Published on January 3rd, 2015 | by Gaby
Failure to Success
Both failure and success are fairly ambiguous terms. They take on their meaning based on the context in which they are used and the goals of the people using them. In today’s materialistic culture, success and failure are often defined in terms of material loss or gain, or achievement of position, status and popularity.
Those of us who take a slightly less materialistic approach to life may think (as I initially did) that we can escape all the stresses normally associated with these two words. However I have come to realise that failure and success are both inevitable experiences we must all pass through if we are to have any goals, aspirations or intentions at all. They result from participating in life…at whatever level. As soon as we have a desire for a particular outcome in anything we do, we are setting ourselves up for either success or failure.
So does that mean we should never have any desires or goals?
Surely not. We need goals in order to establish a sense of direction; in order to orientate ourselves and give meaning to our actions. I have found that without goals, confusion results from not knowing how to channel my energy. Never the less, I do see one ‘problem’ with goal setting…
As soon as we fixate on a particular outcome in any situation, we instantly cut out millions of other possibilities…We focus on one specific idea of what success should look like, and because we associate success with only that outcome, we inevitably overlook the success that comes in different forms.
I call these the ‘unintended outcomes’…those things that happen or emerge out of our actions, which bring benefit in ways we could not have expected.
One way of avoiding the problem of fixation is to try to recognise the goals beneath the goals. This means understanding what I really want, at the deepest level…at the level of inner experience.

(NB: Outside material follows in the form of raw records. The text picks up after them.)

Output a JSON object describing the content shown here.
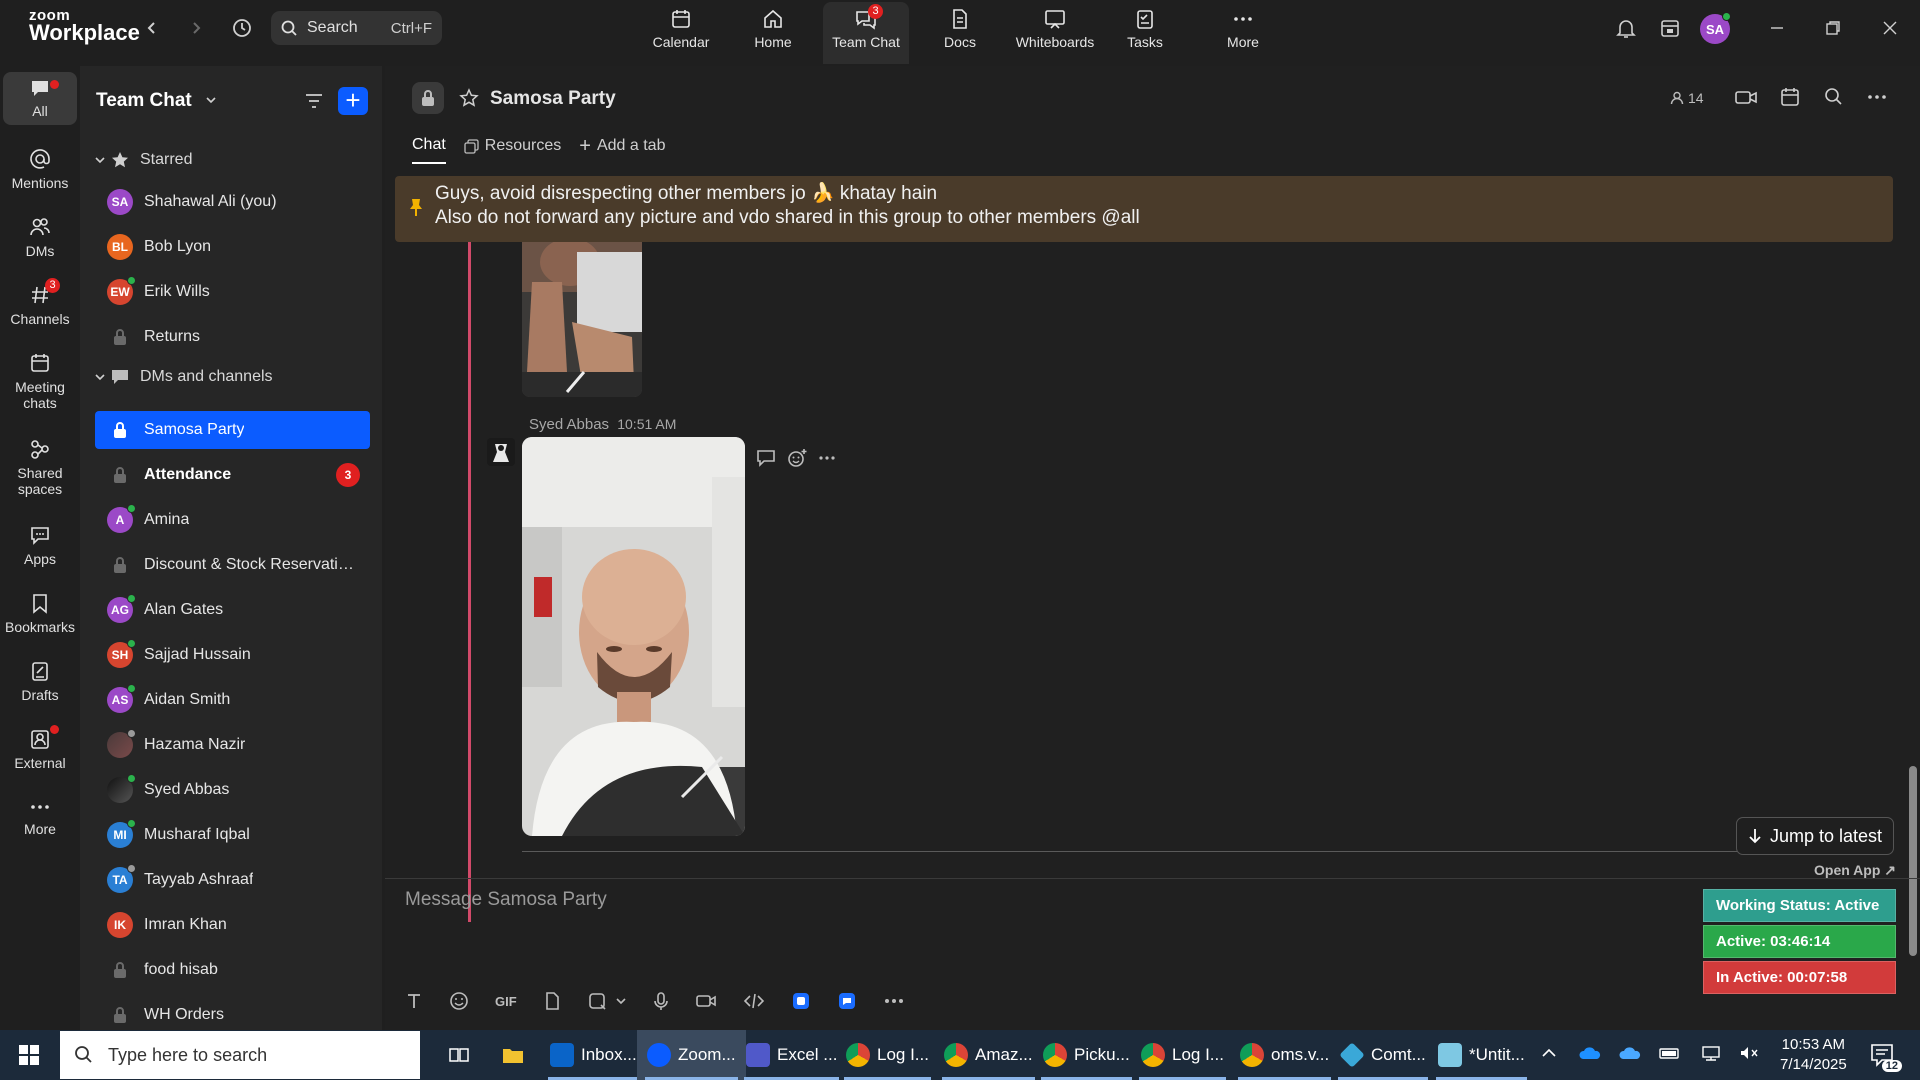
{
  "app": {
    "logo_line1": "zoom",
    "logo_line2": "Workplace"
  },
  "topbar": {
    "search_label": "Search",
    "search_shortcut": "Ctrl+F",
    "nav": [
      {
        "label": "Calendar"
      },
      {
        "label": "Home"
      },
      {
        "label": "Team Chat",
        "badge": "3"
      },
      {
        "label": "Docs"
      },
      {
        "label": "Whiteboards"
      },
      {
        "label": "Tasks"
      },
      {
        "label": "More"
      }
    ],
    "avatar_initials": "SA"
  },
  "rail": {
    "items": [
      {
        "label": "All"
      },
      {
        "label": "Mentions"
      },
      {
        "label": "DMs"
      },
      {
        "label": "Channels",
        "badge": "3"
      },
      {
        "label": "Meeting chats"
      },
      {
        "label": "Shared spaces"
      },
      {
        "label": "Apps"
      },
      {
        "label": "Bookmarks"
      },
      {
        "label": "Drafts"
      },
      {
        "label": "External"
      },
      {
        "label": "More"
      }
    ]
  },
  "sidebar": {
    "title": "Team Chat",
    "starred_label": "Starred",
    "starred": [
      {
        "name": "Shahawal Ali (you)",
        "initials": "SA",
        "color": "#9b49c7"
      },
      {
        "name": "Bob Lyon",
        "initials": "BL",
        "color": "#e8661f"
      },
      {
        "name": "Erik Wills",
        "initials": "EW",
        "color": "#d6452f"
      },
      {
        "name": "Returns"
      }
    ],
    "dms_label": "DMs and channels",
    "items": [
      {
        "name": "Samosa Party"
      },
      {
        "name": "Attendance",
        "count": "3"
      },
      {
        "name": "Amina",
        "initials": "A",
        "color": "#9b49c7"
      },
      {
        "name": "Discount & Stock Reservatio..."
      },
      {
        "name": "Alan Gates",
        "initials": "AG",
        "color": "#9b49c7"
      },
      {
        "name": "Sajjad Hussain",
        "initials": "SH",
        "color": "#d6452f"
      },
      {
        "name": "Aidan Smith",
        "initials": "AS",
        "color": "#9b49c7"
      },
      {
        "name": "Hazama Nazir"
      },
      {
        "name": "Syed Abbas"
      },
      {
        "name": "Musharaf Iqbal",
        "initials": "MI",
        "color": "#2a7fd4"
      },
      {
        "name": "Tayyab Ashraaf",
        "initials": "TA",
        "color": "#2a7fd4"
      },
      {
        "name": "Imran Khan",
        "initials": "IK",
        "color": "#d6452f"
      },
      {
        "name": "food hisab"
      },
      {
        "name": "WH Orders"
      }
    ]
  },
  "channel": {
    "name": "Samosa Party",
    "member_count": "14",
    "tabs": [
      {
        "label": "Chat"
      },
      {
        "label": "Resources"
      },
      {
        "label": "Add a tab"
      }
    ],
    "pinned_line1": "Guys, avoid disrespecting other members jo 🍌 khatay hain",
    "pinned_line2": "Also do not forward any picture and vdo shared in this group to other members @all",
    "message_sender": "Syed Abbas",
    "message_time": "10:51 AM",
    "jump_label": "Jump to latest",
    "compose_placeholder": "Message Samosa Party"
  },
  "working_status": {
    "open_app": "Open App ↗",
    "status": "Working Status: Active",
    "active": "Active: 03:46:14",
    "inactive": "In Active: 00:07:58",
    "colors": {
      "status": "#2e9e8e",
      "active": "#2aa84a",
      "inactive": "#d23b3b"
    }
  },
  "taskbar": {
    "search_placeholder": "Type here to search",
    "apps": [
      {
        "label": "Inbox..."
      },
      {
        "label": "Zoom..."
      },
      {
        "label": "Excel ..."
      },
      {
        "label": "Log I..."
      },
      {
        "label": "Amaz..."
      },
      {
        "label": "Picku..."
      },
      {
        "label": "Log I..."
      },
      {
        "label": "oms.v..."
      },
      {
        "label": "Comt..."
      },
      {
        "label": "*Untit..."
      }
    ],
    "time": "10:53 AM",
    "date": "7/14/2025",
    "notifications": "12"
  }
}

I have experimented with this and found that if you unpack anything you do (and I mean anything!), right down to the most basic level, you will always find a desire for one of three fundamental human experiences: peace, love or happiness.

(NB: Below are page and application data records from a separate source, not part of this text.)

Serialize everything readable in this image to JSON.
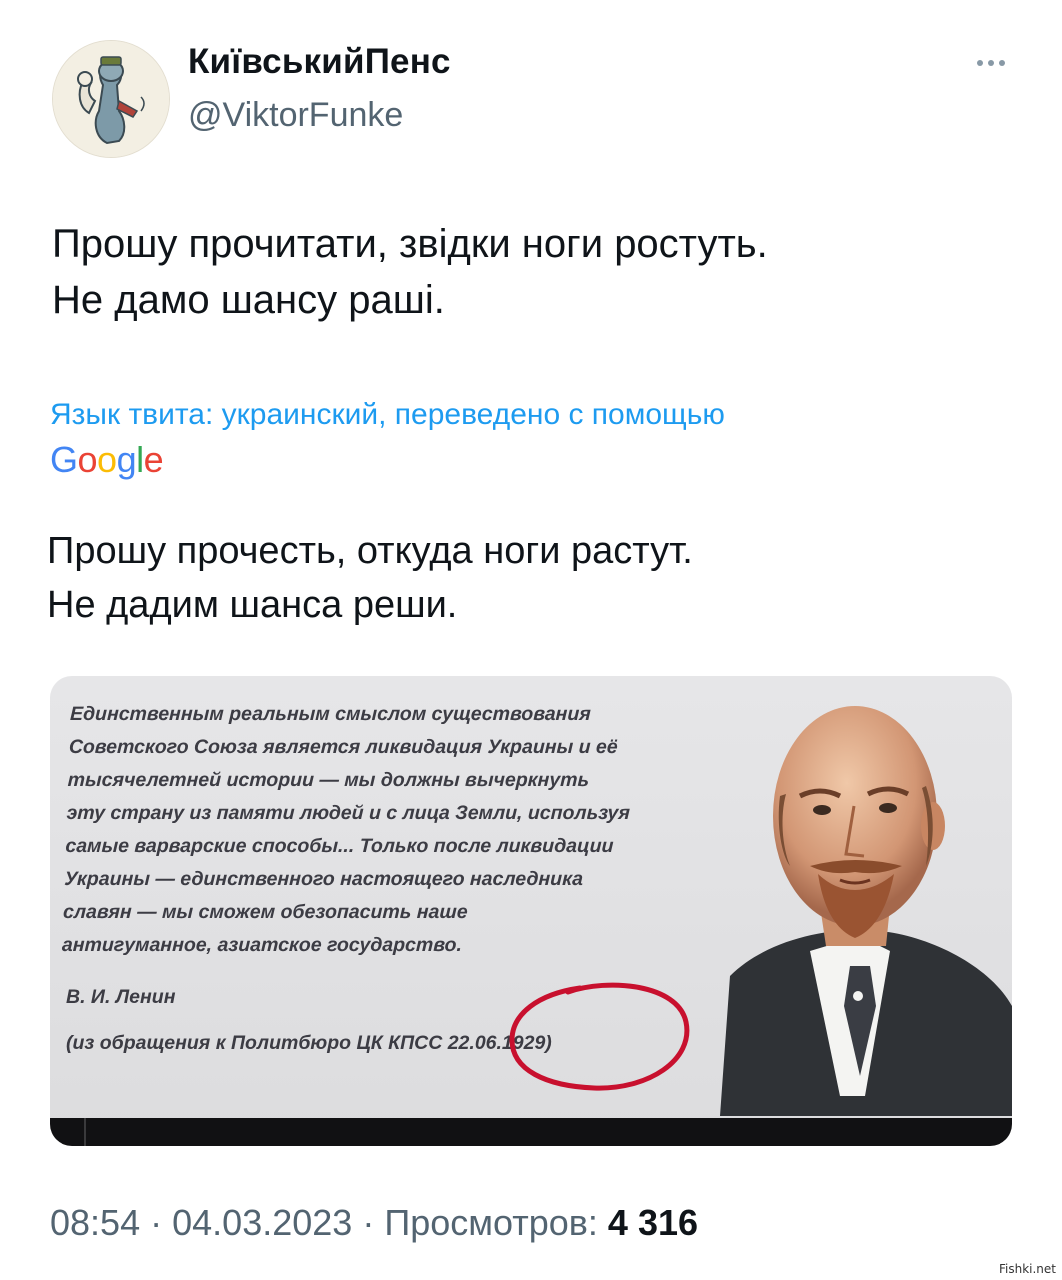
{
  "tweet": {
    "display_name": "КиївськийПенс",
    "handle": "@ViktorFunke",
    "more_icon": "more-horizontal-icon",
    "text_lines": [
      "Прошу прочитати, звідки ноги ростуть.",
      "Не дамо шансу раші."
    ],
    "translation_note": "Язык твита: украинский, переведено с помощью",
    "google_logo": "Google",
    "translated_lines": [
      "Прошу прочесть, откуда ноги растут.",
      "Не дадим шанса реши."
    ],
    "media": {
      "quote_lines": [
        "Единственным реальным смыслом существования",
        "Советского Союза является ликвидация Украины и её",
        "тысячелетней истории — мы должны вычеркнуть",
        "эту страну из памяти людей и с лица Земли, используя",
        "самые варварские способы... Только после ликвидации",
        "Украины — единственного настоящего наследника",
        "славян — мы сможем обезопасить наше",
        "антигуманное, азиатское государство."
      ],
      "author": "В. И. Ленин",
      "source": "(из обращения к Политбюро ЦК КПСС 22.06.1929)"
    },
    "time": "08:54",
    "date": "04.03.2023",
    "views_label": "Просмотров:",
    "views_count": "4 316",
    "separator": "·"
  },
  "watermark": "Fishki.net",
  "colors": {
    "link": "#1d9bf0",
    "secondary_text": "#536471",
    "primary_text": "#0f1419",
    "annotation_circle": "#c8102e"
  }
}
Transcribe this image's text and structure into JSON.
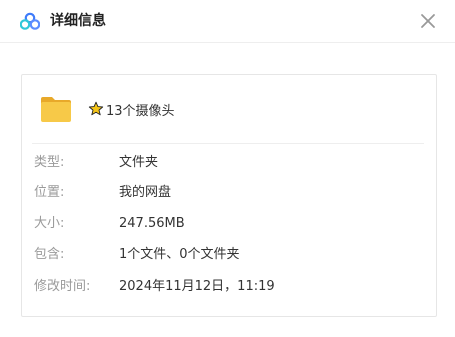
{
  "header": {
    "title": "详细信息",
    "logo_icon": "cloud-logo-icon",
    "close_icon": "close-icon"
  },
  "item": {
    "icon": "folder-icon",
    "starred_icon": "star-icon",
    "name": "13个摄像头"
  },
  "details": [
    {
      "label": "类型:",
      "value": "文件夹"
    },
    {
      "label": "位置:",
      "value": "我的网盘"
    },
    {
      "label": "大小:",
      "value": "247.56MB"
    },
    {
      "label": "包含:",
      "value": "1个文件、0个文件夹"
    },
    {
      "label": "修改时间:",
      "value": "2024年11月12日，11:19"
    }
  ],
  "colors": {
    "folder": "#f7c948",
    "star": "#f5c518",
    "logo_blue": "#3e7bfa",
    "logo_cyan": "#2fc7d8",
    "label": "#9a9a9a"
  }
}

If we were to realise and accept that at the core of all our goals lies a desire for an inner experience, we would find that we are able to orientate ourselves without fixating on a particular outcome. We would be able to remain open to all possibilities, whilst still holding a clear aim or purpose for our actions.
I suppose one might then ask: ‘if these ‘inner experiences’ become the goal, surely I’m setting myself up for the same problem as before? Surely that means if I get angry, worried or sad that would make me a failure?’
The difference is simple.
My inner experiences are determined by my perception of a situation.
I think we’ve all experienced a time when the same situation looked at from a different angle suddenly takes on a whole new dimension. Very often the learning, the growth and the insights we gain from what appears to be a failure, turn out to be the very thing we needed to move closer to those inner experiences we’re all after.
This ability to change perspective, to open my eyes to the ‘unintended outcomes’, is of course not always so easy. It sometimes requires patience, or the power to let go, or a deepened sense of self-worth.
But to use every failure as an opportunity for drawing on my own real strength and power is actually the beginning of a very beautiful new freedom. It is the beginning of a life free from fear. It is the beginning of deep self-trust. Life becomes a great adventure as I realise that I have nothing to lose!
There is a very basic (perhaps rather unscientific!) idea that has been like a quiet mantra for me recently… the underlying energy of the universe is love. For me, this means that everything that happens is ultimately benevolent…it is there to help me, to support me, to enable me to expand myself and uncover my potential.
Although it is difficult to see this in the midst of challenging situations, adopting this ‘aerial perspective’ view of things has helped me to create a space where I am more able to accept the things that have happened, and gradually work towards a deeper understanding of myself and my own perfectly customised lessons.
In fact, this idea suggests that there is actually no such thing as failure. There is only ever success…it just depends on how long it takes me to learn the lesson…how long it takes me to shift perspective…how long it takes me to recognise the unintended outcomes 😉